Our very own oil spill in Singapore. Heh. Thanks a lot Bunga Kelana 3 and Wally!!!!! Even though I don’t live near the coastline (according to Singapore standards), I can still smell the acrid petroleum fumes! In my own house! Tell me what am I supposed to breathe?
This highlights the precarious situation we are in! Just imagine if it were a larger oil spill. Today’s oil spill was 2000 tonnes of crude oil. What if it were 20,000 tonnes, or 200,000 tonnes (the theoretical maximum from 1 ship) of crude oil???? Would the fumes be so bad that we would all die from it????? I heard that when the Deep Horizon leaked, the journalists could still smell the fumes 4 days from the incident.
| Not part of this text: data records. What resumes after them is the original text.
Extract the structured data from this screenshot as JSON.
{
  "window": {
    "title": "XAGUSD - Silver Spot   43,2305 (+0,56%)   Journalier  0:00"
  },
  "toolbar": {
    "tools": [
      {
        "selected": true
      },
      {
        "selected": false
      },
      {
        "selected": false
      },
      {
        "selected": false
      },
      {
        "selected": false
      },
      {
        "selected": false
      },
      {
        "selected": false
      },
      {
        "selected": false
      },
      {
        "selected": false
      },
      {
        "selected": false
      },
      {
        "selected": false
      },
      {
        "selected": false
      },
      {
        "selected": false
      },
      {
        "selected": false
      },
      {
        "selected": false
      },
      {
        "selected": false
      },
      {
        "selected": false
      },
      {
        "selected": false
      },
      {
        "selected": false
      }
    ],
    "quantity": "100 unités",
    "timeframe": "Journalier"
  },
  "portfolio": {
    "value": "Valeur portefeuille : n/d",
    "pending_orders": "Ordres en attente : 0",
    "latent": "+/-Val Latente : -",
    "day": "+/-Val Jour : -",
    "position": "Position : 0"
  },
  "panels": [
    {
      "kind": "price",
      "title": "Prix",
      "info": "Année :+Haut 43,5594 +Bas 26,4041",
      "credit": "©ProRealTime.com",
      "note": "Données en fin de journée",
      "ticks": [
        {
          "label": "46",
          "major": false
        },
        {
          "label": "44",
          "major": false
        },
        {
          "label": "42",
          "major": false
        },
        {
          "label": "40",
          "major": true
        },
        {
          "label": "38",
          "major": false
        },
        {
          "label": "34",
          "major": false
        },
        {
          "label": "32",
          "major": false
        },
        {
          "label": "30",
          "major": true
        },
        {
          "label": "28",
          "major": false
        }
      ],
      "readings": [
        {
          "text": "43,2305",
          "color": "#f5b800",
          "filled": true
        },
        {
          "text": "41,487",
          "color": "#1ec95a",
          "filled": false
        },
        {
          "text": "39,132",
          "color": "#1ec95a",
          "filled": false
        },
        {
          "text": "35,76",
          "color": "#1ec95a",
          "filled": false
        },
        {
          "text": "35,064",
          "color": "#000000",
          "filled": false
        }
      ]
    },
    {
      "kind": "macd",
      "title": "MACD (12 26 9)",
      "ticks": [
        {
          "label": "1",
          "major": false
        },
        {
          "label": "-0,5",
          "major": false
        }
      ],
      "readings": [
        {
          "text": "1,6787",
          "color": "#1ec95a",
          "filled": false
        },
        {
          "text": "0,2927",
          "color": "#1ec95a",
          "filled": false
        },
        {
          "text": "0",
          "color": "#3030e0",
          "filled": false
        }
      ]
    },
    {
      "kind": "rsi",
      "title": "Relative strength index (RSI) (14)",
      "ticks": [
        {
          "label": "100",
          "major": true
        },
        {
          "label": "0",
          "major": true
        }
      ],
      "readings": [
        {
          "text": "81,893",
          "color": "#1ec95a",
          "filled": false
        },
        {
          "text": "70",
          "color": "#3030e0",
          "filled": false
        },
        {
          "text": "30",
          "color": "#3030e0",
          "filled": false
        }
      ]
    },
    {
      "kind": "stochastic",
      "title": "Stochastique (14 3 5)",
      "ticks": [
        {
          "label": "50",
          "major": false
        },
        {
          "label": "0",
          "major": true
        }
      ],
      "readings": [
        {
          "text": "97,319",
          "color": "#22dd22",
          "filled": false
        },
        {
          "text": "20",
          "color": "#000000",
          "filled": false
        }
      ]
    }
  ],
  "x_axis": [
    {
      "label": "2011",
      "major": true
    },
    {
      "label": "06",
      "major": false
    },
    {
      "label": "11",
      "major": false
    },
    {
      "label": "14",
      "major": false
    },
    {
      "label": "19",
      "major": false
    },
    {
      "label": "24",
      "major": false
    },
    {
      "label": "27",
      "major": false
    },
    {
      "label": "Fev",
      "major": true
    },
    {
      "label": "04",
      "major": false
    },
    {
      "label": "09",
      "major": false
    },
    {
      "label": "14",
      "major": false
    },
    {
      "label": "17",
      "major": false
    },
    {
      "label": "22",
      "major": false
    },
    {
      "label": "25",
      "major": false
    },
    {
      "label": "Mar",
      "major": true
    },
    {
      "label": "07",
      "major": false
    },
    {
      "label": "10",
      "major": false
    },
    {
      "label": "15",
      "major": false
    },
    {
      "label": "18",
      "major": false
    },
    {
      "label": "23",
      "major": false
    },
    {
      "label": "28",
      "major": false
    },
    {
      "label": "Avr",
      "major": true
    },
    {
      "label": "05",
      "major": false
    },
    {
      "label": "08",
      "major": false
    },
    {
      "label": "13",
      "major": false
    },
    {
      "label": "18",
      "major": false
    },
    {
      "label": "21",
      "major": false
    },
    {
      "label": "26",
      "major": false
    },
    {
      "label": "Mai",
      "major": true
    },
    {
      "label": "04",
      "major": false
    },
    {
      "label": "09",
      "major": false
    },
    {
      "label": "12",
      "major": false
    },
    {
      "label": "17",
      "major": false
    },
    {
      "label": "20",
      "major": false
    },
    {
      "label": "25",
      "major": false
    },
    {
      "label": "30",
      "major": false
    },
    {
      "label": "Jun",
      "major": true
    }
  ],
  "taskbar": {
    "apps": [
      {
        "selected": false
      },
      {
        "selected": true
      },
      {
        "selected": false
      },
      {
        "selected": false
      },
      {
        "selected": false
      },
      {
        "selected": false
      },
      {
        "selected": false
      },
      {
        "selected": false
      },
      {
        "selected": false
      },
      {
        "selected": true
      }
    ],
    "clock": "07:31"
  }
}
Although that is a far bigger mishap, it was also much further out to sea!
Please join me to pray for the winds to change and for rain.
By Angela Lim – May 25th, 2010
Emergency teams scramble to contain nearly 2,000 tonnes of crude oil that leaked into the Singapore Strait after two vessels collided in the busy waterway, according to port officials.
The Maritime and Port Authority of Singapore (MPA) reveals that the Malaysian-registered tanker MT Bunga Kelana 3 has been damaged in a collision with a bulk carrier MV Wally registered in St. Vincent and the Grenadines.
According to Malaysia’s Maritime Enforcement Agency, the collision tore a 10-metre gash in the Malaysian tanker.
The tanker’s operators, Malaysia-based AET, said in a statement, “Oil booms are being placed around the leaked cargo to contain the spill.”
Nobody was injured in the accident and ship traffic in the area has not been affected by the incident that took place 13 km off Singapore in the Traffic Separation Scheme at 6.10am Tuesday, according to the release.
The Traffic Separation Scheme is a commercial channel that runs along the Straits of Malacca and Singapore.
In the aftermath of the accident, both vessels were anchored off Singapore and neighbouring Malaysia and Indonesia have been notified.
Salvage operators interviewed said that the spill could be damaging for the environment but a swift response by the authorities would significantly lessen the impact.
“I think it can be controlled. 2,000 tonnes will not do much damage if the teams are already there,” a salvage operator tells AFP.